Following Conan's release from his servitude several very important things occur. Immediately after his release he is seen fleeing from a pack of wolves, still dragging the remains of his chains behind him. That Conan's newfound "freedom" consists of being chased by the "wolves" of capitalism need hardly be commented upon. But, during this chase he finds an ancient tomb and within it - an ancient sword. It is with this sword that he emerges from the tomb, amidst the sound of howling wolves, and symbolically cuts the last chains from his foot. This sword is IDEOLOGY. The ideology of Marxism that enables the proletariat to cut off their remaining chains and become truly free.
"The theoretical conclusions of the Communists are in no way based on ideas or principles that have been invented, or discovered, by this or that would-be universal reformer. They merely express, in general terms, actual relations springing from an existing class struggle, from a historical movement going on under our very eyes."6
"We are thieves... like yourself."
In being free Conan begins to find companions such as himself. They are against the social order. They are criminals, thieves, and rebels. Today they would be revolutionaries. They begin engaging in acts of thievery and discover the powerful religion of Thulsa Doom, a snake cult. But this religion, while promising enlightenment to the uninitiated, is actually simply a vessel for perpetuating hierarchy and numbing the pained spirits of the masses.
"What else does the history of ideas prove, than that... the ruling ideas of each age have ever been the ideas of its ruling class."7
"Krom, grant me one request, grant me revenge!"
Eventually, Conan fights a pitched battle with the forces of Thulsa Doom. During this battle he fights the High Priest of Thulsa Doom, who wields the sword that belonged to Conan's father. In their struggle, his father's old sword breaks, and Conan kills the High Priest.
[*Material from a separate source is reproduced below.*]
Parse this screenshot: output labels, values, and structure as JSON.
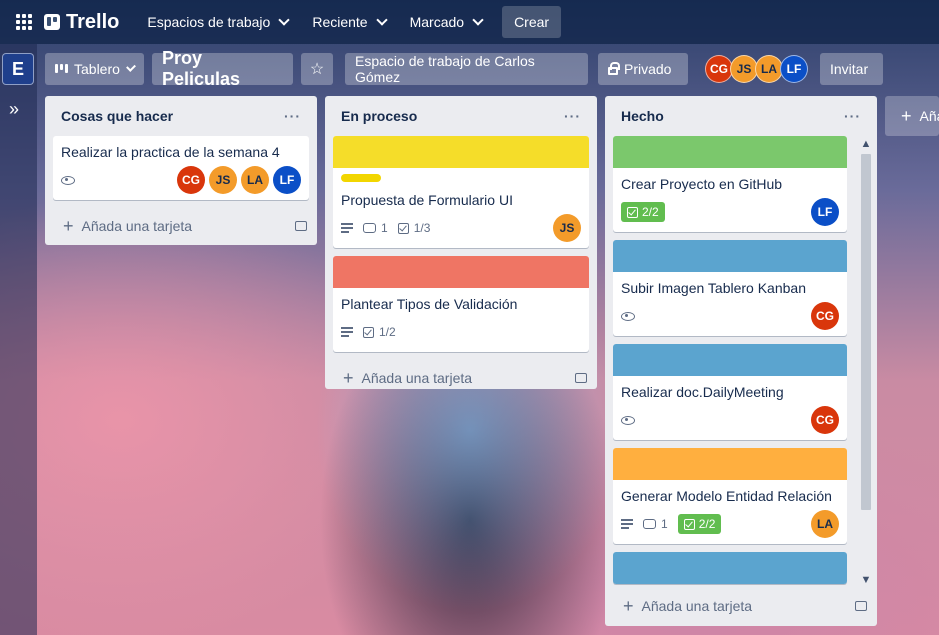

The breaking of the sword shows first that the power of capitalism - a power of commodities over people, is breakable. Secondly it shows that the ideology of the exploiters, bolstered by religion, to be destroyed in the face of working-class resistance.
"In depicting the most general phases of the development of the proletariat, we traced the more or less veiled civil war, raging within existing society, up to the point where that war breaks out into open revolution, and where the violent overthrow of the bourgeoisie lays the foundation for the sway of the proletariat."8
"I am the wellspring from which you flow."
Conan travels again the Mountain of Power and beheads Thulsa Doom, thereby destroying his cult. But Conan does not assume leadership of the cult and turn himself into a new ruling elite. He allows the cult to dissolve intself into the night. The end of history, and class struggle, has occurred.
"...communism abolishes eternal truths, it abolishes all religion, and all morality, instead of constituting them on a new basis; it therefore acts in contradiction to all past historical experience."9
1. Capital vol. 1, Ch. 1, Section 4
2. Ibid., Ch.26
3. Ibid., Ch.14, section 4
4. The Communist Manifesto